What the exercise asks.
Go through the records and set each one down exactly, skipping any picture.
# # # # # # #
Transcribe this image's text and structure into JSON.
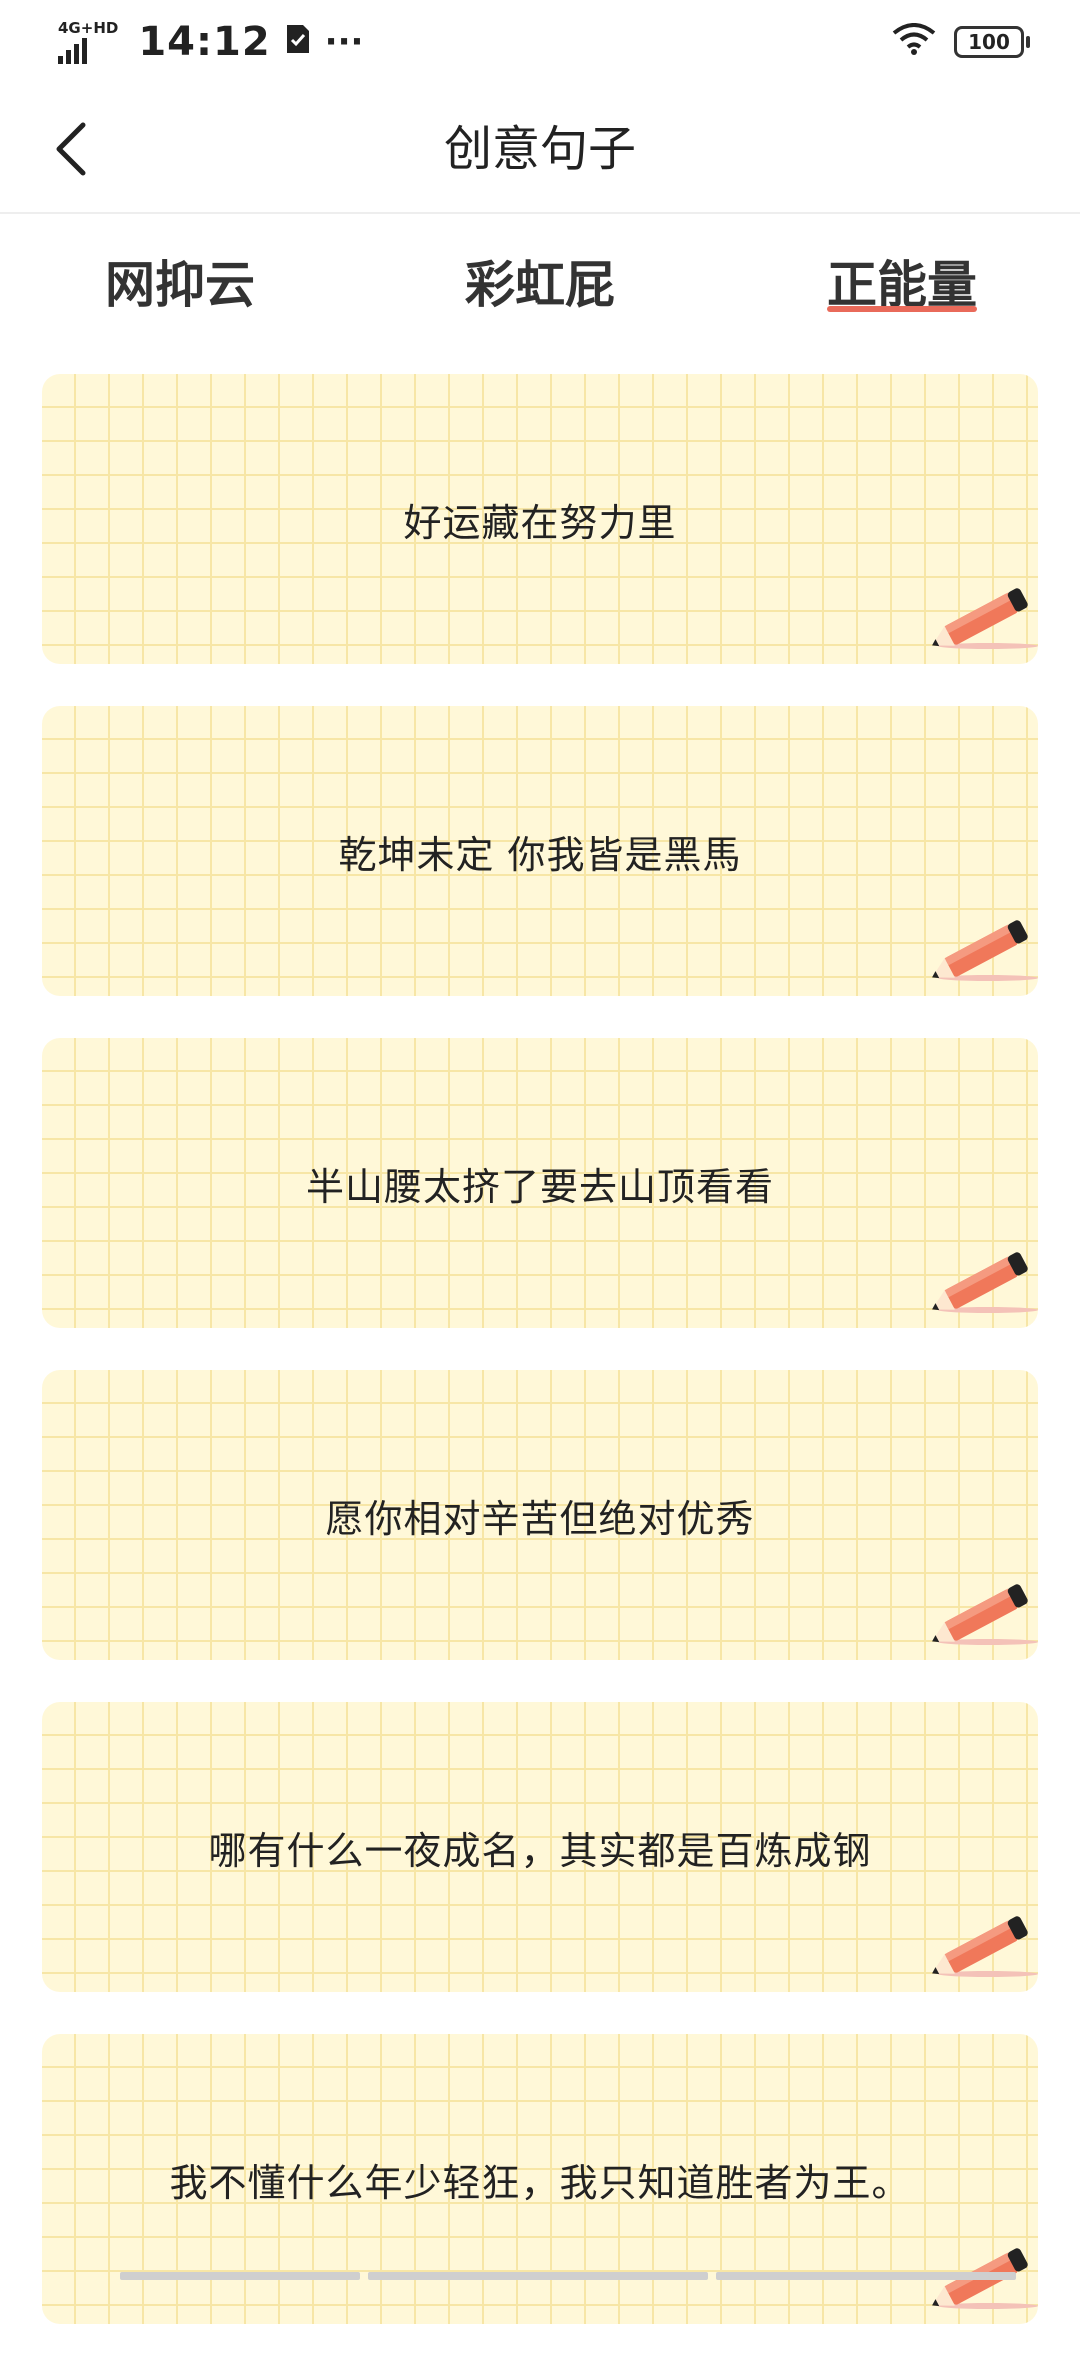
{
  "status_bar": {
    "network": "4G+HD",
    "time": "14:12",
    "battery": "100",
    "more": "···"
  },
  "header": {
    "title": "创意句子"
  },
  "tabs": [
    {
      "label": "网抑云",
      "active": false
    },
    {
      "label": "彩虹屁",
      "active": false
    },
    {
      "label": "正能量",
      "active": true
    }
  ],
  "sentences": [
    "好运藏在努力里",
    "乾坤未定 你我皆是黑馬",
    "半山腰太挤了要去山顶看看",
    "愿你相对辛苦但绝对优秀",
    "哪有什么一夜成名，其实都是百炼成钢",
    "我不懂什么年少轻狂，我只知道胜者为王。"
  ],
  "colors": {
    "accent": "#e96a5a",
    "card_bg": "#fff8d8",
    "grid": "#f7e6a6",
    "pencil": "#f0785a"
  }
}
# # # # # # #
Result of the task.
Transcribe this image's text and structure into JSON.
{
  "status_bar": {
    "network": "4G+HD",
    "time": "14:12",
    "battery": "100",
    "more": "···"
  },
  "header": {
    "title": "创意句子"
  },
  "tabs": [
    {
      "label": "网抑云",
      "active": false
    },
    {
      "label": "彩虹屁",
      "active": false
    },
    {
      "label": "正能量",
      "active": true
    }
  ],
  "sentences": [
    "好运藏在努力里",
    "乾坤未定 你我皆是黑馬",
    "半山腰太挤了要去山顶看看",
    "愿你相对辛苦但绝对优秀",
    "哪有什么一夜成名，其实都是百炼成钢",
    "我不懂什么年少轻狂，我只知道胜者为王。"
  ],
  "colors": {
    "accent": "#e96a5a",
    "card_bg": "#fff8d8",
    "grid": "#f7e6a6",
    "pencil": "#f0785a"
  }
}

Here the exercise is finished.